**EXERCISE AIM**
Check each line of the records below and collect those that include the word "Mois".

***** MATERIAL TO PROCESS

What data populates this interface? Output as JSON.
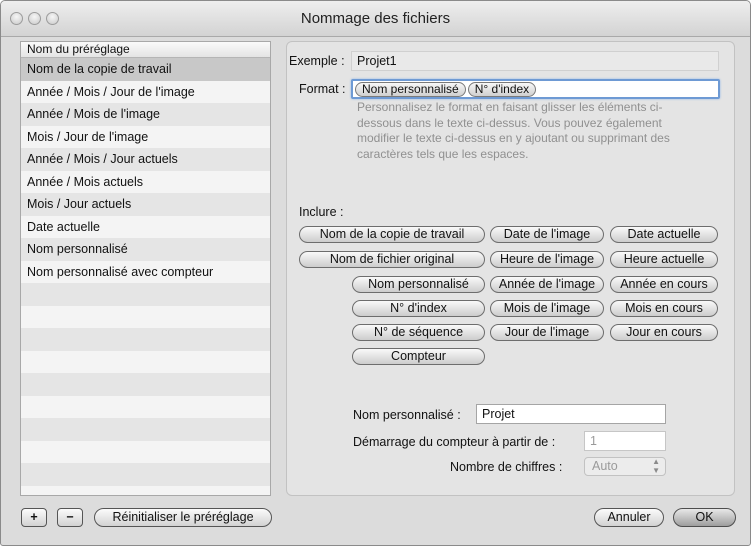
{
  "window": {
    "title": "Nommage des fichiers"
  },
  "preset_list": {
    "header": "Nom du préréglage",
    "items": [
      "Nom de la copie de travail",
      "Année / Mois / Jour de l'image",
      "Année / Mois de l'image",
      "Mois / Jour de l'image",
      "Année / Mois / Jour actuels",
      "Année / Mois actuels",
      "Mois / Jour actuels",
      "Date actuelle",
      "Nom personnalisé",
      "Nom personnalisé avec compteur"
    ],
    "selected_index": 0
  },
  "example": {
    "label": "Exemple :",
    "value": "Projet1"
  },
  "format": {
    "label": "Format :",
    "tokens": [
      "Nom personnalisé",
      "N° d'index"
    ],
    "help": "Personnalisez le format en faisant glisser les éléments ci-dessous dans le texte ci-dessus. Vous pouvez également modifier le texte ci-dessus en y ajoutant ou supprimant des caractères tels que les espaces."
  },
  "include": {
    "label": "Inclure :",
    "chips": [
      "Nom de la copie de travail",
      "Date de l'image",
      "Date actuelle",
      "Nom de fichier original",
      "Heure de l'image",
      "Heure actuelle",
      "Nom personnalisé",
      "Année de l'image",
      "Année en cours",
      "N° d'index",
      "Mois de l'image",
      "Mois en cours",
      "N° de séquence",
      "Jour de l'image",
      "Jour en cours",
      "Compteur"
    ]
  },
  "custom_name": {
    "label": "Nom personnalisé :",
    "value": "Projet"
  },
  "counter_start": {
    "label": "Démarrage du compteur à partir de :",
    "value": "1"
  },
  "digits": {
    "label": "Nombre de chiffres :",
    "value": "Auto"
  },
  "buttons": {
    "add": "+",
    "remove": "−",
    "reset": "Réinitialiser le préréglage",
    "cancel": "Annuler",
    "ok": "OK"
  }
}
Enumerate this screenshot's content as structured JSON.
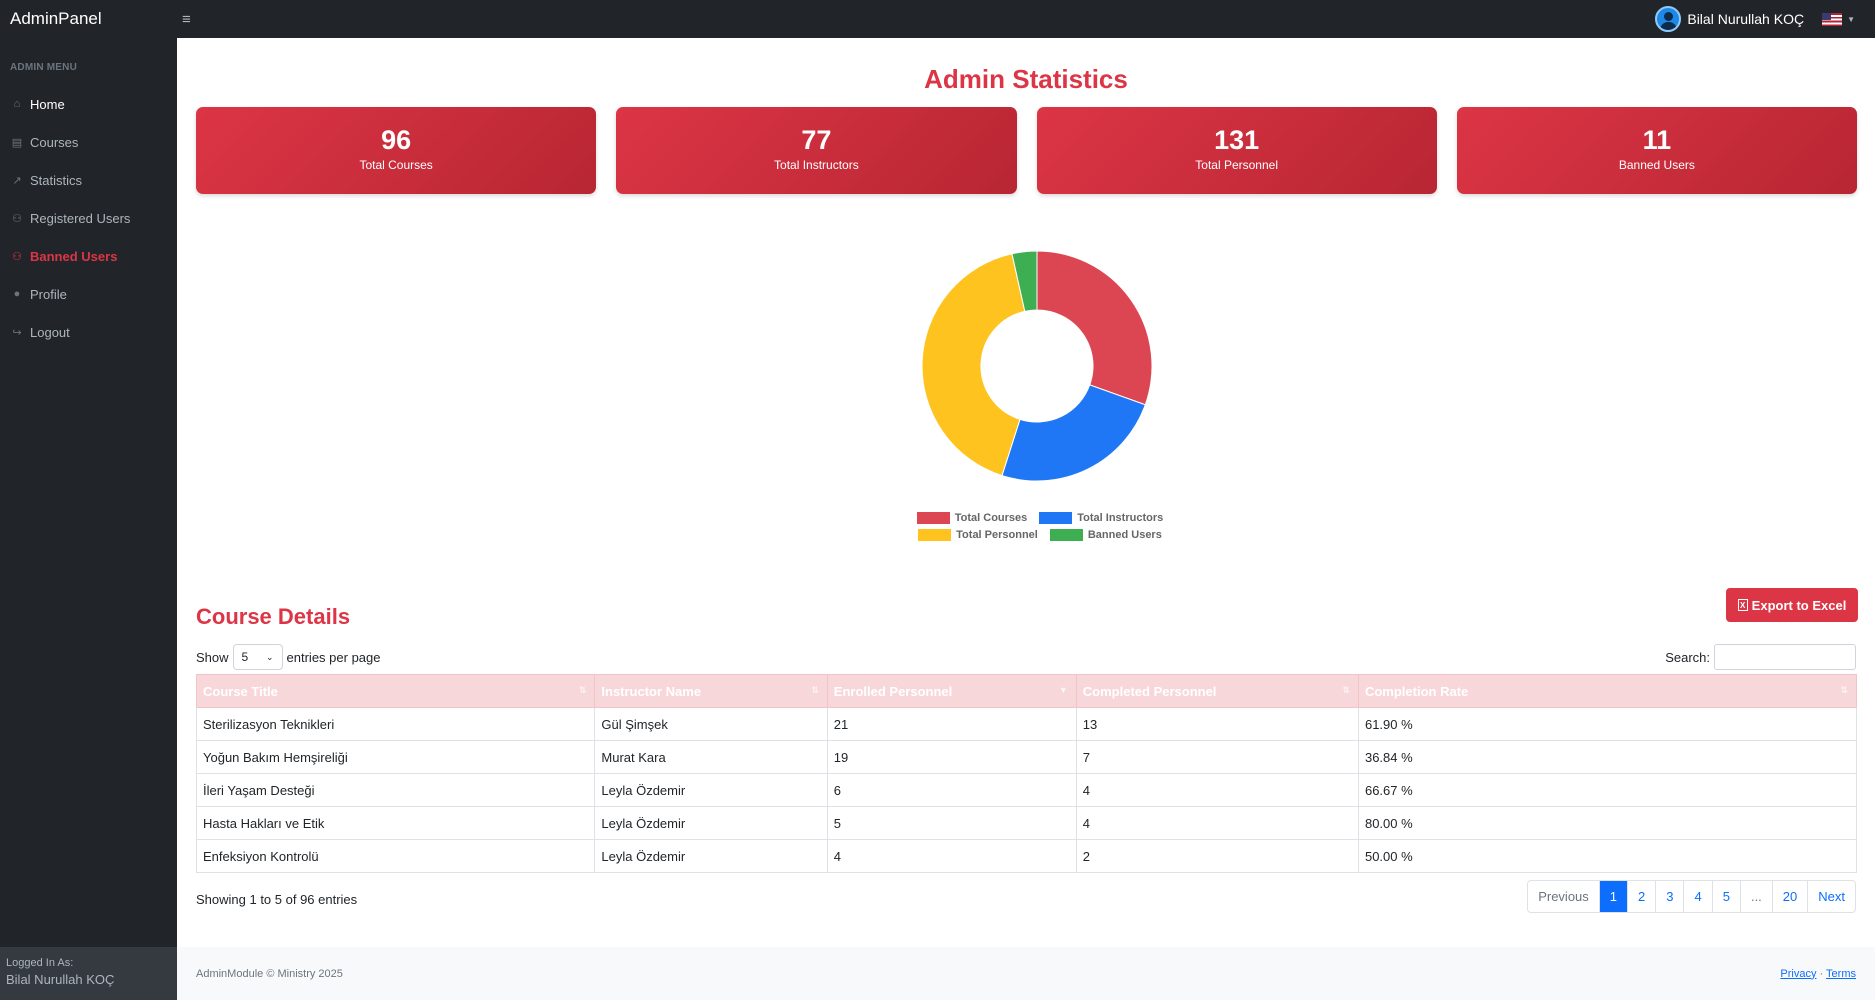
{
  "app": {
    "brand": "AdminPanel",
    "toggle_icon": "≡"
  },
  "user": {
    "name": "Bilal Nurullah KOÇ"
  },
  "sidebar": {
    "heading": "ADMIN MENU",
    "items": [
      {
        "label": "Home",
        "icon": "home-icon"
      },
      {
        "label": "Courses",
        "icon": "book-icon"
      },
      {
        "label": "Statistics",
        "icon": "chart-line-icon"
      },
      {
        "label": "Registered Users",
        "icon": "users-icon"
      },
      {
        "label": "Banned Users",
        "icon": "users-slash-icon"
      },
      {
        "label": "Profile",
        "icon": "user-icon"
      },
      {
        "label": "Logout",
        "icon": "logout-icon"
      }
    ],
    "footer_label": "Logged In As:",
    "footer_user": "Bilal Nurullah KOÇ"
  },
  "main": {
    "title": "Admin Statistics",
    "cards": [
      {
        "value": "96",
        "label": "Total Courses"
      },
      {
        "value": "77",
        "label": "Total Instructors"
      },
      {
        "value": "131",
        "label": "Total Personnel"
      },
      {
        "value": "11",
        "label": "Banned Users"
      }
    ],
    "export_label": "Export to Excel",
    "section_title": "Course Details",
    "show_label": "Show",
    "entries_value": "5",
    "entries_suffix": "entries per page",
    "search_label": "Search:",
    "search_value": "",
    "table": {
      "headers": [
        "Course Title",
        "Instructor Name",
        "Enrolled Personnel",
        "Completed Personnel",
        "Completion Rate"
      ],
      "rows": [
        [
          "Sterilizasyon Teknikleri",
          "Gül Şimşek",
          "21",
          "13",
          "61.90 %"
        ],
        [
          "Yoğun Bakım Hemşireliği",
          "Murat Kara",
          "19",
          "7",
          "36.84 %"
        ],
        [
          "İleri Yaşam Desteği",
          "Leyla Özdemir",
          "6",
          "4",
          "66.67 %"
        ],
        [
          "Hasta Hakları ve Etik",
          "Leyla Özdemir",
          "5",
          "4",
          "80.00 %"
        ],
        [
          "Enfeksiyon Kontrolü",
          "Leyla Özdemir",
          "4",
          "2",
          "50.00 %"
        ]
      ]
    },
    "showing": "Showing 1 to 5 of 96 entries",
    "pagination": [
      "Previous",
      "1",
      "2",
      "3",
      "4",
      "5",
      "...",
      "20",
      "Next"
    ]
  },
  "footer": {
    "copyright": "AdminModule © Ministry 2025",
    "privacy": "Privacy",
    "separator": " · ",
    "terms": "Terms"
  },
  "colors": {
    "accent": "#dc3545",
    "blue": "#1f77f6",
    "yellow": "#ffc31f",
    "green": "#3dae52"
  },
  "chart_data": {
    "type": "pie",
    "variant": "doughnut",
    "categories": [
      "Total Courses",
      "Total Instructors",
      "Total Personnel",
      "Banned Users"
    ],
    "values": [
      96,
      77,
      131,
      11
    ],
    "colors": [
      "#dc4653",
      "#1f77f6",
      "#ffc31f",
      "#3dae52"
    ],
    "legend_position": "bottom"
  }
}
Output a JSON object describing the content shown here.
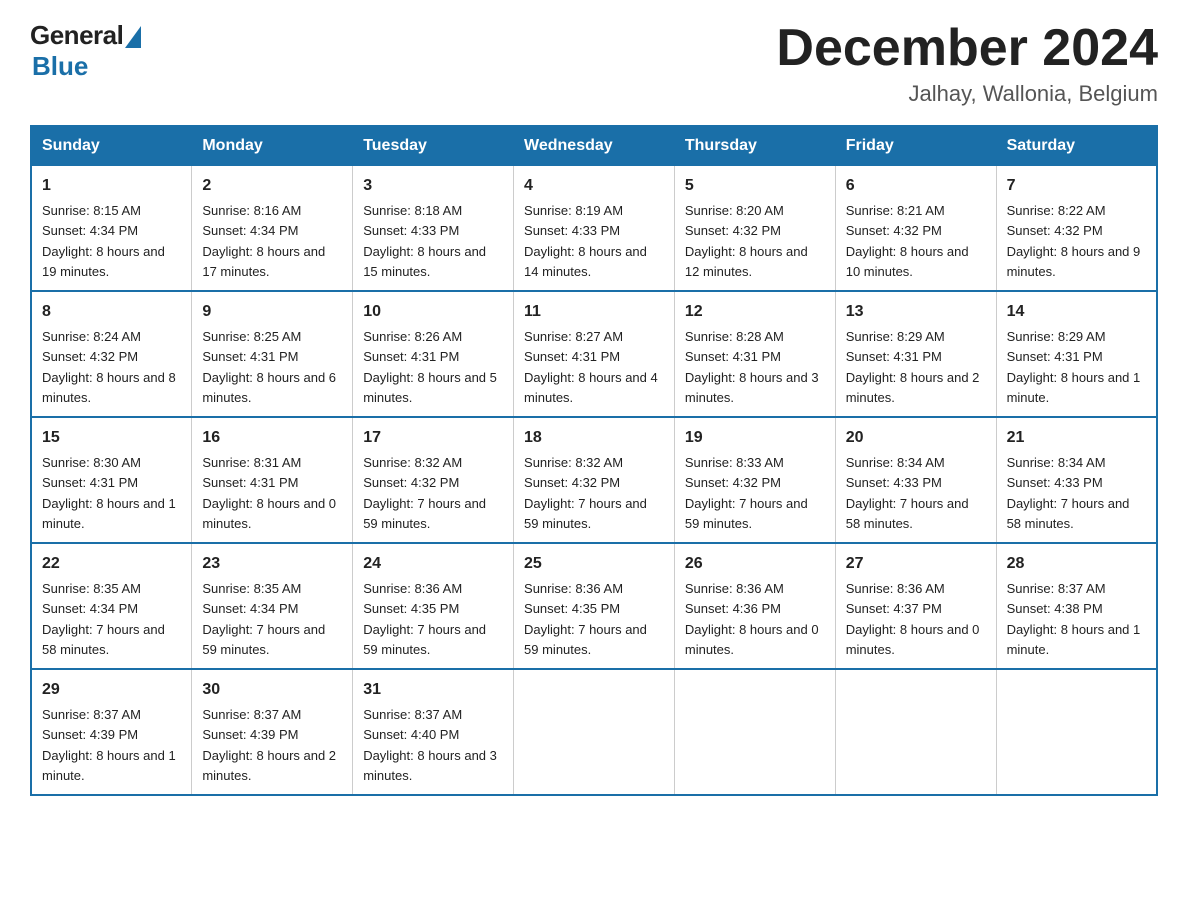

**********

**RESPONSE TO THE TASK**
      "Année / Mois / Jour de l'image",
      "Année / Mois de l'image",
      "Mois / Jour de l'image",
      "Année / Mois / Jour actuels",
      "Année / Mois actuels",
      "Mois / Jour actuels",
      "Mois de l'image",
      "Mois en cours",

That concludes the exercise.